Recorded data ::

◆ ◆ ◆ ◆ ◆ ◆ ◆

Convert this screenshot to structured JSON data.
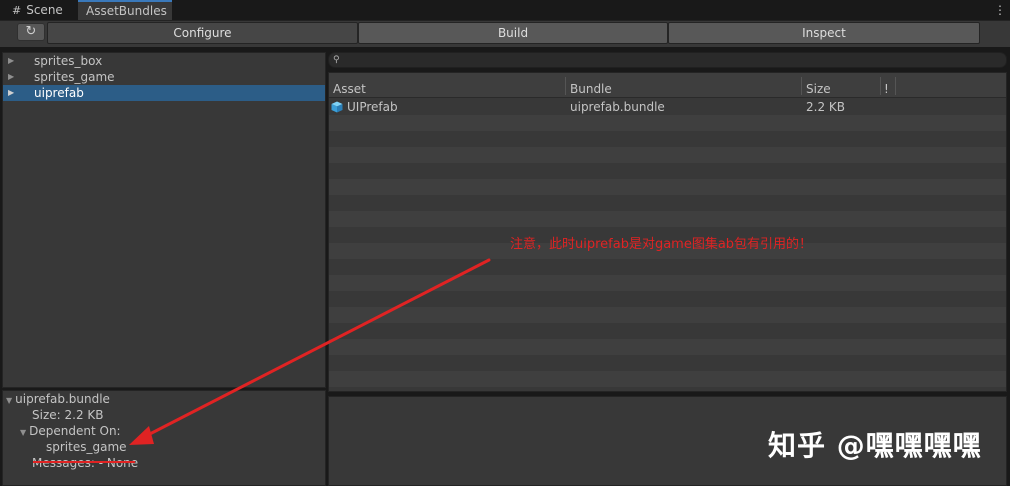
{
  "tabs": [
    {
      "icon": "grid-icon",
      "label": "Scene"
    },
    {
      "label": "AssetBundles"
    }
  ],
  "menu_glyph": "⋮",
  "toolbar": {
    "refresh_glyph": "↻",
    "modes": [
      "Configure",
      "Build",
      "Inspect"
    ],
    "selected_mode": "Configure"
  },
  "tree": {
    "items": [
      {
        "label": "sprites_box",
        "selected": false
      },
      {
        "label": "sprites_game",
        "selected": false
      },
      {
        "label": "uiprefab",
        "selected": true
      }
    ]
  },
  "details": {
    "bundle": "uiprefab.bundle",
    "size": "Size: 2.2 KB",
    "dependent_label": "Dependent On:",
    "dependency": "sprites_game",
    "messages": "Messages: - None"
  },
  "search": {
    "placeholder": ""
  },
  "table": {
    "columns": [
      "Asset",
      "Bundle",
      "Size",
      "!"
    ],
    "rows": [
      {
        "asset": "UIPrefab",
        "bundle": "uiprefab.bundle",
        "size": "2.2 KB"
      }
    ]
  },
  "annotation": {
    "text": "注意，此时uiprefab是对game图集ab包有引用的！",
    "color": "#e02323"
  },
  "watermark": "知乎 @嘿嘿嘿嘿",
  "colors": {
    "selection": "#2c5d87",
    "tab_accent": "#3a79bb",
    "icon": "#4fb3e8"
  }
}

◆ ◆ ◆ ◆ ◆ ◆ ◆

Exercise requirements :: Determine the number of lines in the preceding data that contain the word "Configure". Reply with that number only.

Solution below :: 2